Source data
----------

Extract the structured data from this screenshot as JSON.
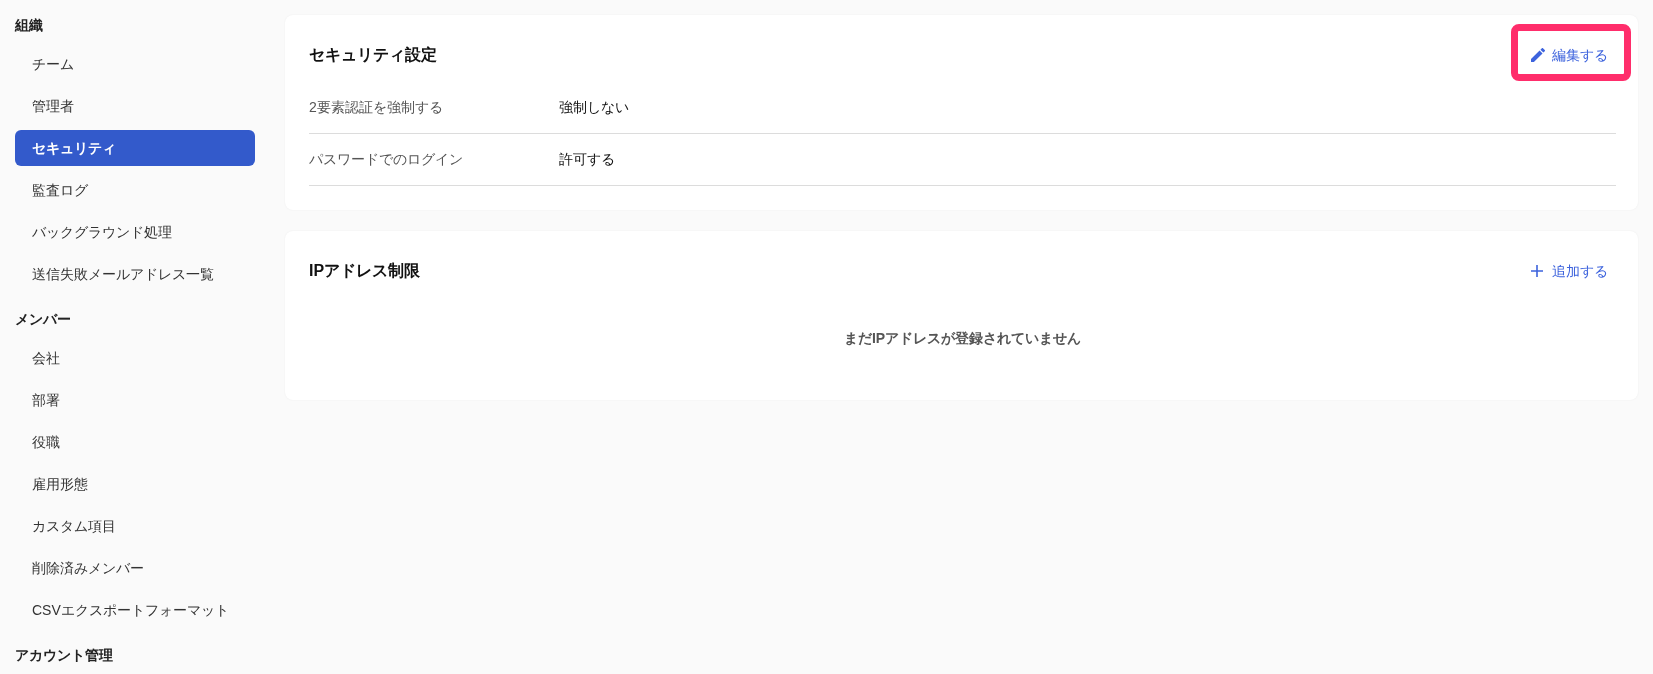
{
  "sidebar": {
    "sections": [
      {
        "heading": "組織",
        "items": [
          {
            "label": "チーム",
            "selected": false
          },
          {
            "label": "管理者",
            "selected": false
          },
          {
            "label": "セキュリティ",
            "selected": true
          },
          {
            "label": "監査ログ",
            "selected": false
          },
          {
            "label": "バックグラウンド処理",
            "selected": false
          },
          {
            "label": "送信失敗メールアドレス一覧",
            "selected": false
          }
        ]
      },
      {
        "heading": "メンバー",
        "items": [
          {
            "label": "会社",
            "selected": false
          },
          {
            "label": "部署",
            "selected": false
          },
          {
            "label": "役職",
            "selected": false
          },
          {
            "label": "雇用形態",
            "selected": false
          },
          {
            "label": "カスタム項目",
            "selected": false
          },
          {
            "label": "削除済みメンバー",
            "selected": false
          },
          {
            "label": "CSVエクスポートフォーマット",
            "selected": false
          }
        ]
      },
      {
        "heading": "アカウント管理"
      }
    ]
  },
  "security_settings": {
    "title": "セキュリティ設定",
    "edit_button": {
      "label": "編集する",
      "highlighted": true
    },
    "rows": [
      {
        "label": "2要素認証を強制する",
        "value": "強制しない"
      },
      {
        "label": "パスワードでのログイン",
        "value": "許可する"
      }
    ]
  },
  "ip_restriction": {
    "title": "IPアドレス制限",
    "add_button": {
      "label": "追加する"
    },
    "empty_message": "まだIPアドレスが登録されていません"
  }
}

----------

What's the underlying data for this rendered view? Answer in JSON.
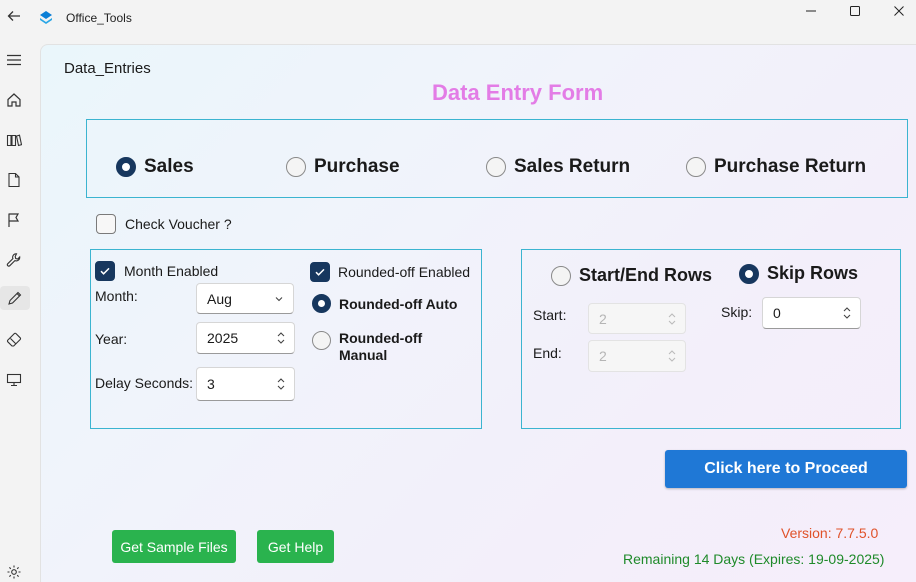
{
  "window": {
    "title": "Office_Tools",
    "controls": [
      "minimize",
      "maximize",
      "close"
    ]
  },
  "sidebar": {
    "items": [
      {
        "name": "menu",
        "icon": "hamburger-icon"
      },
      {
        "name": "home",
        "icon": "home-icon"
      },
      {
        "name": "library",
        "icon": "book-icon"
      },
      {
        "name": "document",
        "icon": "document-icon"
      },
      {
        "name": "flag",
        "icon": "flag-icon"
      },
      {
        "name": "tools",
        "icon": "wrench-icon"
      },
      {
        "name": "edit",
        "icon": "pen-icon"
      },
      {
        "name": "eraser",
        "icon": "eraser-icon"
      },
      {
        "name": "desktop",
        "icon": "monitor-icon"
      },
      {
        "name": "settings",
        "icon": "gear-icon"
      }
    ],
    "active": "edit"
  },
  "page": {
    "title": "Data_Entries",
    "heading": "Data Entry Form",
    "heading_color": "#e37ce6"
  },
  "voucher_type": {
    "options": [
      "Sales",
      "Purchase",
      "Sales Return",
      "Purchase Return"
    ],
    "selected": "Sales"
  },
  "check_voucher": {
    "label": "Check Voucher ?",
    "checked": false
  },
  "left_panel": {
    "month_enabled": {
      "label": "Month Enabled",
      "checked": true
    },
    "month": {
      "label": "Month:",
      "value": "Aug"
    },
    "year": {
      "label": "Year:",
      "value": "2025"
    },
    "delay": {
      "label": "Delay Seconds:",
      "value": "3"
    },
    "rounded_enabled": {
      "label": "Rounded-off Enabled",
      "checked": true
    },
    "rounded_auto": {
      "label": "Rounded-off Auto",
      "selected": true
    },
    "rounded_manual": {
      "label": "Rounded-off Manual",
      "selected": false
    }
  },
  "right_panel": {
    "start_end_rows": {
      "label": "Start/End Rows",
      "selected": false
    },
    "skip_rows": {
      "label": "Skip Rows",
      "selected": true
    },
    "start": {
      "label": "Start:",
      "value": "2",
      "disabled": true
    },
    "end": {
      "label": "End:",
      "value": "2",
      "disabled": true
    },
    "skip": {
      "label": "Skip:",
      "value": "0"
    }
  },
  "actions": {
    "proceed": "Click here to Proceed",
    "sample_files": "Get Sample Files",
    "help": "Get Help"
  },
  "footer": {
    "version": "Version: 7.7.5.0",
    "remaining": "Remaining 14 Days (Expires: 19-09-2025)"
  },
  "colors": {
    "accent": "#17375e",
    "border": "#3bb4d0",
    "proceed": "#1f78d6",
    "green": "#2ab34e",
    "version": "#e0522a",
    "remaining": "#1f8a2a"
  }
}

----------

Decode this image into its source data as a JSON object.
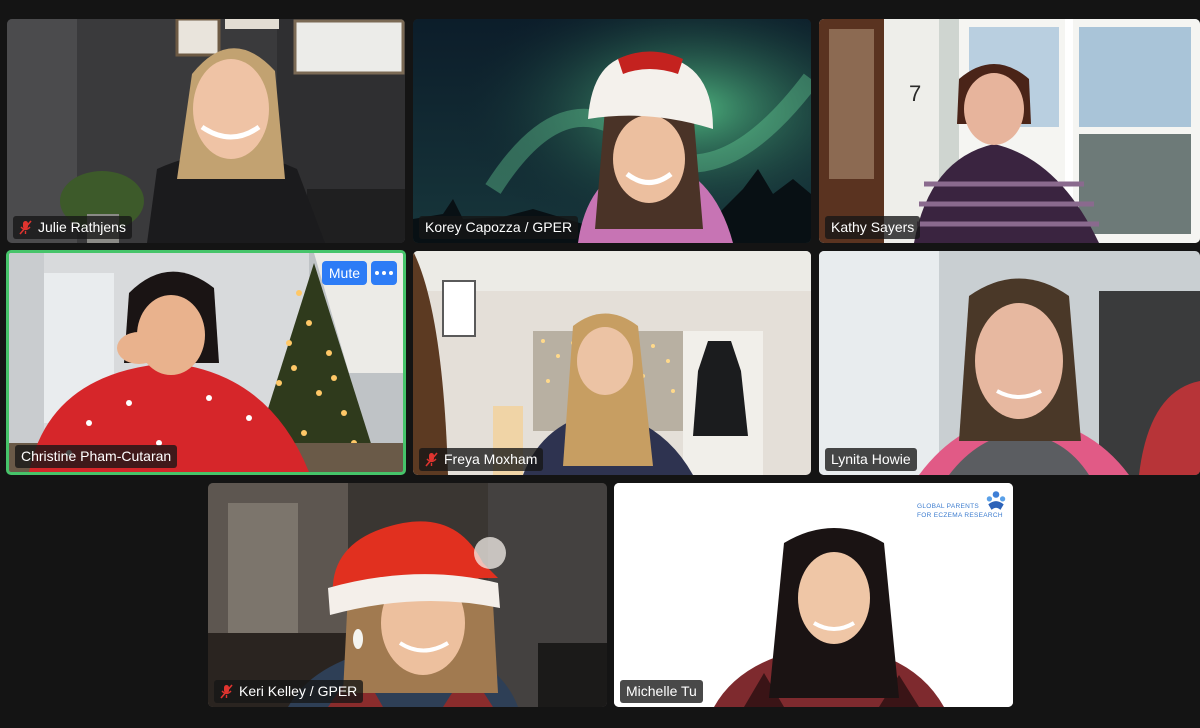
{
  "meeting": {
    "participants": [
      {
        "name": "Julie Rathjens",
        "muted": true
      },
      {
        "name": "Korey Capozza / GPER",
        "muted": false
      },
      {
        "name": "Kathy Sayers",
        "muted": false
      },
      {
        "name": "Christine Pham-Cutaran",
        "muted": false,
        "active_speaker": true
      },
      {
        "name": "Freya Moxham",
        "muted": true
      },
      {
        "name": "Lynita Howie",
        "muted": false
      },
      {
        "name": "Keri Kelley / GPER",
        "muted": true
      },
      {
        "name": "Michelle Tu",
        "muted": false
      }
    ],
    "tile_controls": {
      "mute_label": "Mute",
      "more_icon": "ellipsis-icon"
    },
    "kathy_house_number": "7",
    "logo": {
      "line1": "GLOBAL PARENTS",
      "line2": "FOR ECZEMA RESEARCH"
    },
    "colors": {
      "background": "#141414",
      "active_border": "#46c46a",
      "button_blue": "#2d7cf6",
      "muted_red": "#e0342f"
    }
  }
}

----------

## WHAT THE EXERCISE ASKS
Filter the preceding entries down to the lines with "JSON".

## RESULT
Extract the structured data from this screenshot as JSON.
What's the underlying data for this rendered view? Answer in JSON.
Decode this image into its source data as a JSON object.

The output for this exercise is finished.